WHAT IS EXPECTED » Copy out, from the data, each line containing the string "screenshot".

=== TASK INPUT ===

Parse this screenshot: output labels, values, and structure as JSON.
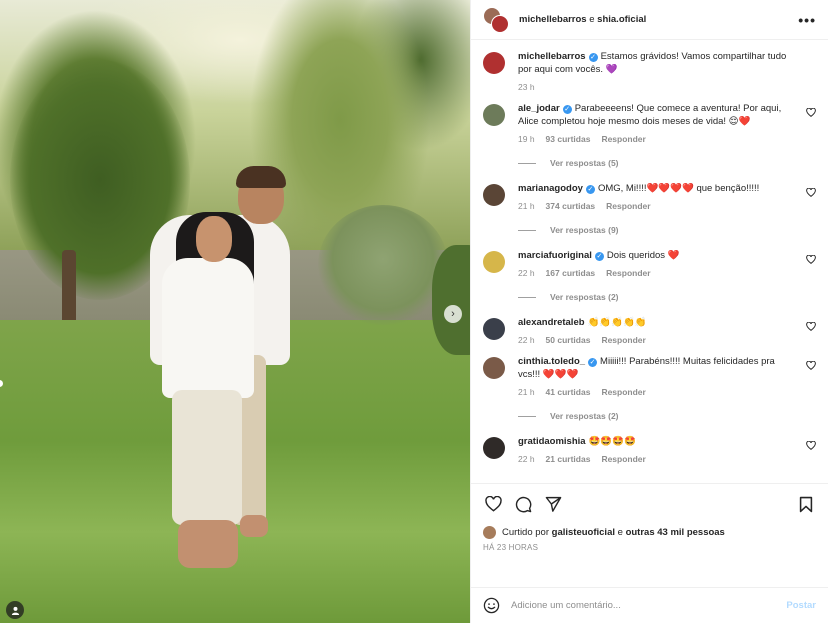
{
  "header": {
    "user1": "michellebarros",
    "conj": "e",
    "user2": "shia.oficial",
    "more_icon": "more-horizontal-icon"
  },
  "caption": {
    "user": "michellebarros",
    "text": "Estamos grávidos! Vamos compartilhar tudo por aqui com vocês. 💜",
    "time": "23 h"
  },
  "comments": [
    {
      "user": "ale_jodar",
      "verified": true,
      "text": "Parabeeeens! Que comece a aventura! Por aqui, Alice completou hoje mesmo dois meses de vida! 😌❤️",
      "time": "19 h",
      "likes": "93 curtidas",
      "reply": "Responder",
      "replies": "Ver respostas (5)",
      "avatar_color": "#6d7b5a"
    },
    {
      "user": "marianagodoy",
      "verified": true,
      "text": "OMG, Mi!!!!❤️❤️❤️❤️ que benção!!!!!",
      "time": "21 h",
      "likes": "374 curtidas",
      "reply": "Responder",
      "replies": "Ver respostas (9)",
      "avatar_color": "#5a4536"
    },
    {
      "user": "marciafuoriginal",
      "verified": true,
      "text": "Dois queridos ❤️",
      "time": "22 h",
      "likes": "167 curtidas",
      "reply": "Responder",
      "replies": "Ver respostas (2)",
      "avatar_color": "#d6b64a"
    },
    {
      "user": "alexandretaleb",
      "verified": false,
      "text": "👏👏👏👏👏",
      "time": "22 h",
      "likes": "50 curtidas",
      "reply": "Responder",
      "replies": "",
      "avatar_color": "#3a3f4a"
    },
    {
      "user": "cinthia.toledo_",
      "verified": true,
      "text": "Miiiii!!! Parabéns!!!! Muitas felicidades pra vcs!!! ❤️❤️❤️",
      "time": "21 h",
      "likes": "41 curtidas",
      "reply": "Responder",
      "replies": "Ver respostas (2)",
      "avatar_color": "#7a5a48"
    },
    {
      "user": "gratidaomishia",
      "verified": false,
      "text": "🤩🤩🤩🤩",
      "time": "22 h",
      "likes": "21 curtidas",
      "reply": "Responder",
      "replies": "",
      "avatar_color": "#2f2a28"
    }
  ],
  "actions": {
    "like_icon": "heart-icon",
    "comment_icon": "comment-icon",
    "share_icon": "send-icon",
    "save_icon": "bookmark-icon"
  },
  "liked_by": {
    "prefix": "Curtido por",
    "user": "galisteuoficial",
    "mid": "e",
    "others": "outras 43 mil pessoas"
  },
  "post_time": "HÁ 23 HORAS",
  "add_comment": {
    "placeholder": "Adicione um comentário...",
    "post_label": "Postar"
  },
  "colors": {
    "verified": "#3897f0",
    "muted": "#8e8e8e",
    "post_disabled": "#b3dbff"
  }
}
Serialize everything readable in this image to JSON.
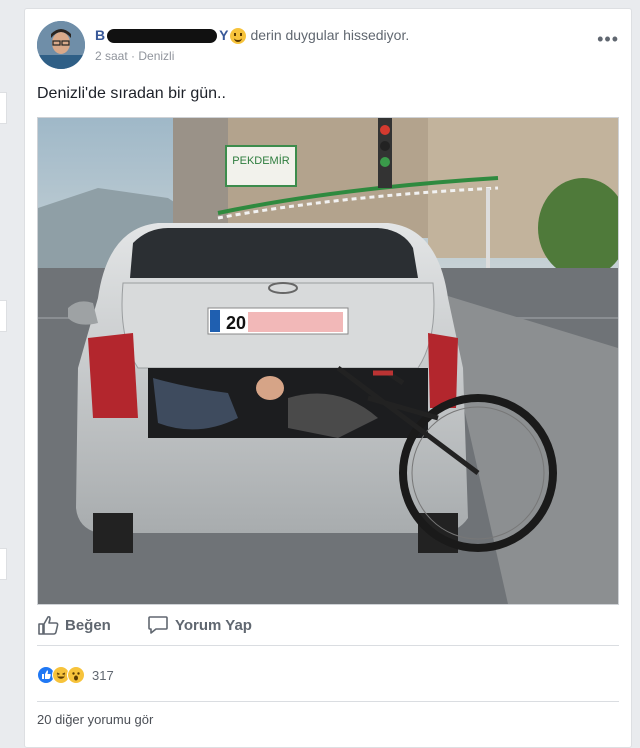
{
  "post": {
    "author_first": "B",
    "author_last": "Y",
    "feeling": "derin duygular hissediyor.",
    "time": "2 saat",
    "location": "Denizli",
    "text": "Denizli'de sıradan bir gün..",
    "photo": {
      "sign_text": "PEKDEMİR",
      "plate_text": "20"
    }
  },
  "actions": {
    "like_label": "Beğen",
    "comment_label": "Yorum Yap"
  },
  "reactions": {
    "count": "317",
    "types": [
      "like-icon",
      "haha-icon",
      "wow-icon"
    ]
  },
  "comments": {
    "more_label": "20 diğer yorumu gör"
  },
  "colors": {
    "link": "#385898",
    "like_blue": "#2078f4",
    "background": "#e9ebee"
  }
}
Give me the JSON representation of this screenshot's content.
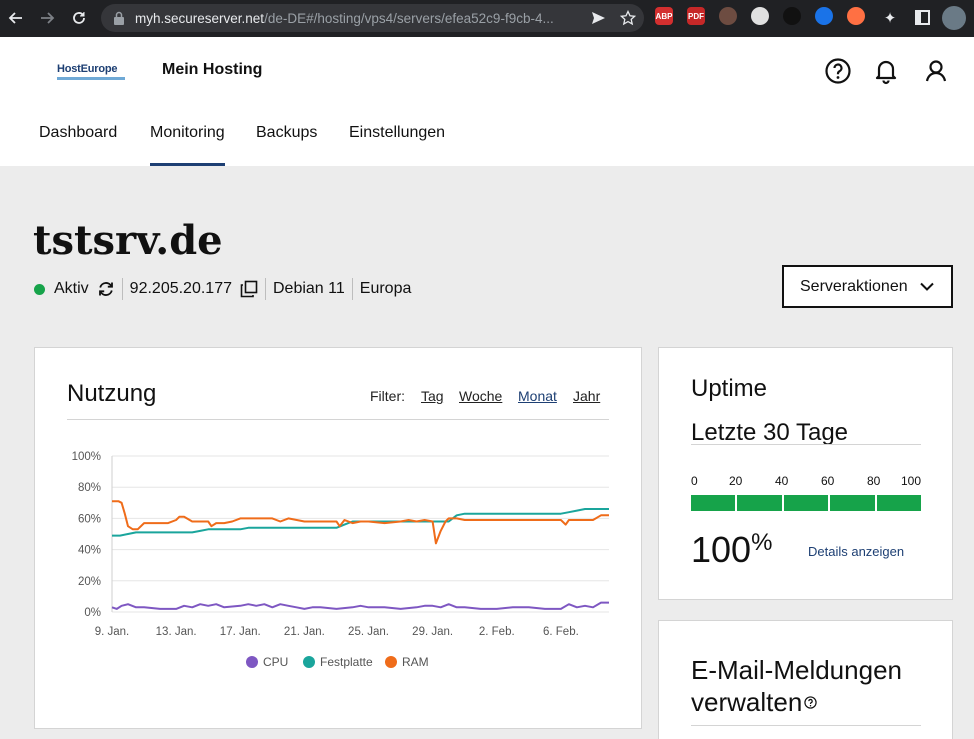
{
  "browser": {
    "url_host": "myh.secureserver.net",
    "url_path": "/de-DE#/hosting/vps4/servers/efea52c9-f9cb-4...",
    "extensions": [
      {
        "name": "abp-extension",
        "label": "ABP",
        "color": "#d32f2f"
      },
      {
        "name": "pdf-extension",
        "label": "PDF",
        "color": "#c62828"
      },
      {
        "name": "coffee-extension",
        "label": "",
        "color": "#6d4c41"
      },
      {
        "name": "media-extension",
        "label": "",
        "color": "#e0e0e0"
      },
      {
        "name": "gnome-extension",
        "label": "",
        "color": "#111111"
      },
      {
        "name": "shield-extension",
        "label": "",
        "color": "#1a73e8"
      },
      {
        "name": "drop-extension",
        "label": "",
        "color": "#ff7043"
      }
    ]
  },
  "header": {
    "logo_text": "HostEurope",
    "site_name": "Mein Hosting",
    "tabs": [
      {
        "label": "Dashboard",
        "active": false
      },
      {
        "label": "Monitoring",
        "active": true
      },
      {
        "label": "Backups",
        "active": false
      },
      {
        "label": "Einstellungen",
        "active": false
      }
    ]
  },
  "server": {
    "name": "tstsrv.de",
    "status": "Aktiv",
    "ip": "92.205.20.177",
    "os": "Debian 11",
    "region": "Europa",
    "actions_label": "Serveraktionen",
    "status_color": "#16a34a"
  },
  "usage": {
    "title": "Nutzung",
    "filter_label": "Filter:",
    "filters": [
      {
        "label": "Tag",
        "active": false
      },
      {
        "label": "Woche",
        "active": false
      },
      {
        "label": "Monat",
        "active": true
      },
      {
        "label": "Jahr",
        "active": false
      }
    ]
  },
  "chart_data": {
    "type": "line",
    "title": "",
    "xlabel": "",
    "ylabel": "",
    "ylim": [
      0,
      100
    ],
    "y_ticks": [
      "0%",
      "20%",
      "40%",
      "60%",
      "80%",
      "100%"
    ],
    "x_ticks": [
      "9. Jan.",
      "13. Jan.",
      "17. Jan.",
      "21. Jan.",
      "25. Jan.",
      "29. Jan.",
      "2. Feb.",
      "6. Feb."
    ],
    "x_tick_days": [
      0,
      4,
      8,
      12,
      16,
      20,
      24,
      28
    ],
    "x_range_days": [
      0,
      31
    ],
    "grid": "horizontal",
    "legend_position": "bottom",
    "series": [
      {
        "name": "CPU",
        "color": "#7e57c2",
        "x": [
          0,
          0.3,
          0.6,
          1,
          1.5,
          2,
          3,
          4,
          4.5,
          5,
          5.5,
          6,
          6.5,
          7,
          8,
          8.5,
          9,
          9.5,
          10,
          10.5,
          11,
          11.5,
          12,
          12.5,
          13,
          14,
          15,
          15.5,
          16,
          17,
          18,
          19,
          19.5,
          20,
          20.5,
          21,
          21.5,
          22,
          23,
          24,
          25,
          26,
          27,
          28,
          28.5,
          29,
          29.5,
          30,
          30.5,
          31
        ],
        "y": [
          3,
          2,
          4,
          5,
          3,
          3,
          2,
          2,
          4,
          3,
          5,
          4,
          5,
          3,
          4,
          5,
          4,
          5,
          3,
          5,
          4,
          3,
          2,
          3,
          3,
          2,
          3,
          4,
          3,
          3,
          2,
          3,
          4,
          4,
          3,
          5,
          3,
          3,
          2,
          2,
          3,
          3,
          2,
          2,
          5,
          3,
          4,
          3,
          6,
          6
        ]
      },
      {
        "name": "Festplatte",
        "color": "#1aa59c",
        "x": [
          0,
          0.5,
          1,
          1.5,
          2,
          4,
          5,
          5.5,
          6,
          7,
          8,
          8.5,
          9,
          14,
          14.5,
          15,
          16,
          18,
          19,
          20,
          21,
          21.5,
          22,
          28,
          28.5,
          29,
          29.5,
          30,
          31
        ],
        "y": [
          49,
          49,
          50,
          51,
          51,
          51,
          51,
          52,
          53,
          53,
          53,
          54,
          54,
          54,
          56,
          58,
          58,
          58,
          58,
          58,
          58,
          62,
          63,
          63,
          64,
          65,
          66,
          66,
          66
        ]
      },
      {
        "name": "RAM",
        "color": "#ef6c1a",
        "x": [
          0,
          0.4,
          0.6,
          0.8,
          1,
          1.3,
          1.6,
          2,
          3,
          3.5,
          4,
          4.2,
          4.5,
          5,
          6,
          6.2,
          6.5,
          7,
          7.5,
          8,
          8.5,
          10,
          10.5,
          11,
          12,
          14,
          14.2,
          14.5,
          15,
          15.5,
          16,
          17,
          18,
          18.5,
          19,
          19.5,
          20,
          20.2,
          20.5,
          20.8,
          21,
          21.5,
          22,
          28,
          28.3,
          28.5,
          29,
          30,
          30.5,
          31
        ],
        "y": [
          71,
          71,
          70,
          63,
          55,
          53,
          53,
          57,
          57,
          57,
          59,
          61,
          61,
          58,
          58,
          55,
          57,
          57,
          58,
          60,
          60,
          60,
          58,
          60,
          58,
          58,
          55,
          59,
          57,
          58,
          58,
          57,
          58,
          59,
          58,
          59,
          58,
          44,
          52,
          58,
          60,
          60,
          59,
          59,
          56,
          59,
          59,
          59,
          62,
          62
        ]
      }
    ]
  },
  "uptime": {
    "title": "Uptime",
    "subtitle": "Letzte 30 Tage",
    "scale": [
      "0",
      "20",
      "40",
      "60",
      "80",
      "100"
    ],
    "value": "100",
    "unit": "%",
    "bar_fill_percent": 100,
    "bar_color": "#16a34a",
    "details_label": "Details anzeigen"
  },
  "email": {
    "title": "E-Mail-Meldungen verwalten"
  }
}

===

EXERCISE ANSWER »
Parse this screenshot: output labels, values, and structure as JSON.
Give me the JSON representation of this screenshot's content.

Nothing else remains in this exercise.